Hanging the Frame

Prior to hanging the frame, mounting brackets need to be attached to the back of the frame. This was done using the same four holed steel plates used to secure the outside of the frame. The mounting bracket will look like Fig. 10. Hold the frame up to the designated area and mark the bracket holes with a pencil. Make sure that the frame is flush with both walls in the corner. Remove the frame and drill holes to accommodate dry wall mollies. Sink the mollies into the holes at all locations. Bring the frame back into the installation position and install screws into all bracket locations. The installation is now complete and an immediate impact to the layout should be seen.
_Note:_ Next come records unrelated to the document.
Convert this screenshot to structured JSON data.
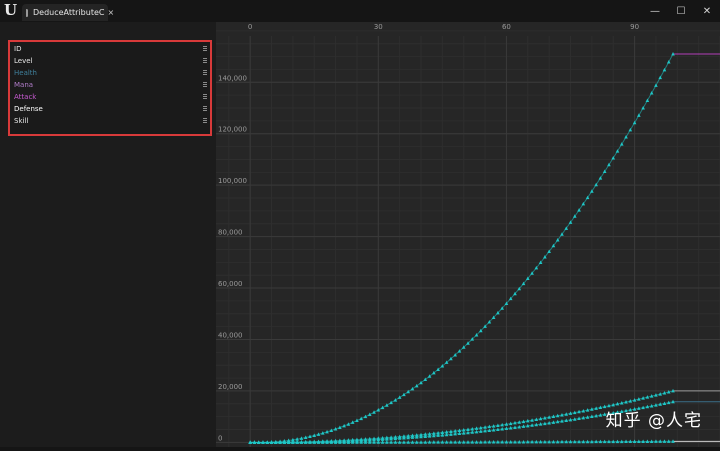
{
  "window": {
    "tab_label": "DeduceAttributeC",
    "tab_close": "×",
    "minimize": "—",
    "maximize": "☐",
    "close": "✕"
  },
  "attributes": [
    {
      "label": "ID",
      "color": "#e8e8e8"
    },
    {
      "label": "Level",
      "color": "#e8e8e8"
    },
    {
      "label": "Health",
      "color": "#3f7f9a"
    },
    {
      "label": "Mana",
      "color": "#b07cc8"
    },
    {
      "label": "Attack",
      "color": "#c65ad0"
    },
    {
      "label": "Defense",
      "color": "#ffffff"
    },
    {
      "label": "Skill",
      "color": "#e8e8e8"
    }
  ],
  "watermark": "知乎 @人宅",
  "chart_data": {
    "type": "line",
    "x_ticks": [
      0,
      30,
      60,
      90
    ],
    "y_ticks": [
      0,
      20000,
      40000,
      60000,
      80000,
      100000,
      120000,
      140000
    ],
    "y_tick_labels": [
      "0",
      "20,000",
      "40,000",
      "60,000",
      "80,000",
      "100,000",
      "120,000",
      "140,000"
    ],
    "xlim": [
      -8,
      110
    ],
    "ylim": [
      -1800,
      158000
    ],
    "series": [
      {
        "key": "main",
        "color": "#1fc7c7",
        "x_start": 0,
        "x_end": 99,
        "values_at": {
          "0": 0,
          "50": 37000,
          "99": 151000
        },
        "tail_color": "#b33fb8"
      },
      {
        "key": "a",
        "color": "#1fc7c7",
        "x_start": 0,
        "x_end": 99,
        "values_at": {
          "0": 0,
          "50": 4800,
          "99": 20000
        },
        "tail_color": "#9a9a9a"
      },
      {
        "key": "b",
        "color": "#1fc7c7",
        "x_start": 0,
        "x_end": 99,
        "values_at": {
          "0": 0,
          "50": 3600,
          "99": 15800
        },
        "tail_color": "#3a6f88"
      },
      {
        "key": "base",
        "color": "#1fc7c7",
        "x_start": 0,
        "x_end": 99,
        "values_at": {
          "0": 0,
          "99": 400
        },
        "tail_color": "#cfcfcf"
      }
    ]
  }
}
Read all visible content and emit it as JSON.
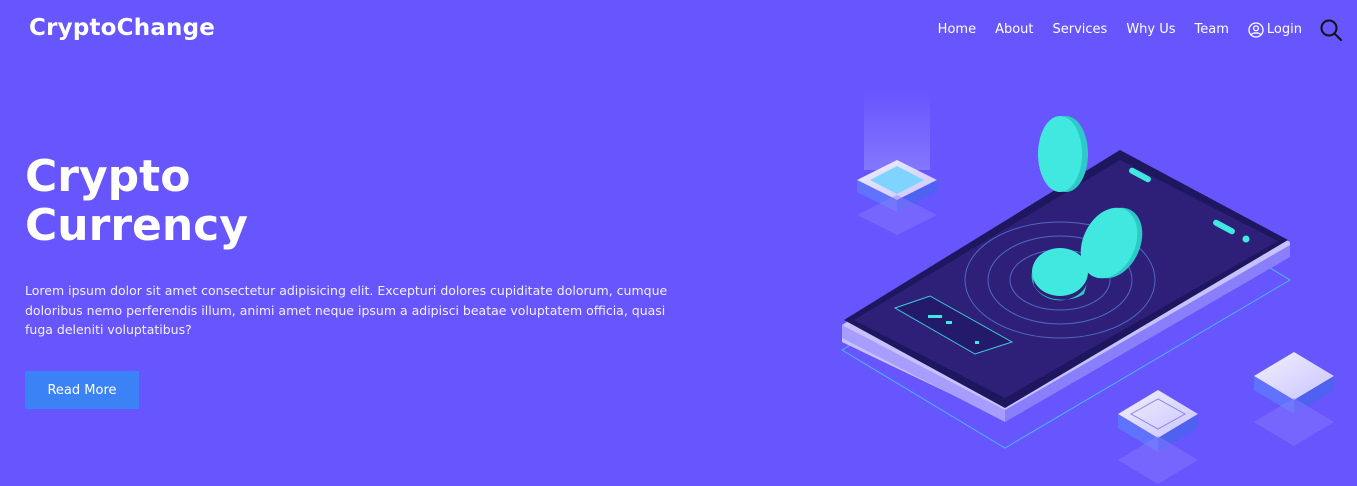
{
  "header": {
    "brand": "CryptoChange",
    "nav": {
      "home": "Home",
      "about": "About",
      "services": "Services",
      "why_us": "Why Us",
      "team": "Team",
      "login": "Login"
    },
    "icons": {
      "login": "user-circle-icon",
      "search": "search-icon"
    }
  },
  "hero": {
    "title_line1": "Crypto",
    "title_line2": "Currency",
    "description": "Lorem ipsum dolor sit amet consectetur adipisicing elit. Excepturi dolores cupiditate dolorum, cumque doloribus nemo perferendis illum, animi amet neque ipsum a adipisci beatae voluptatem officia, quasi fuga deleniti voluptatibus?",
    "button": "Read More"
  },
  "colors": {
    "background": "#6755fe",
    "button": "#3b82f6",
    "accent": "#40e8e0",
    "phone_screen": "#2e2079"
  }
}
Illustrations of the early stages of layout construction with the backdrop in place can be see in the before Fig. 11 and after pictures.









Can you write an Article

If you would like to write an article on how you installed your BackDrop, we are interested.  Good articles like this one will be included on our web site.  Payment is typically around the cost of the backdrops used (limit $300) but may be more or less depending on the number of backdrops involved and the quality of the article.  


Many well lighted photos are a must.  We may submit good articles for review at major model railroad magazines.  All photos and text are your property (except we have the right to use any sent to us on this web site) and arrangements for publication and payment are between you and the magazine.  We will match the payment from the magazine up to $200 as long as our company is mentioned as the supplier of the backdrops.  We can retouch and improve your photos for no additional charge.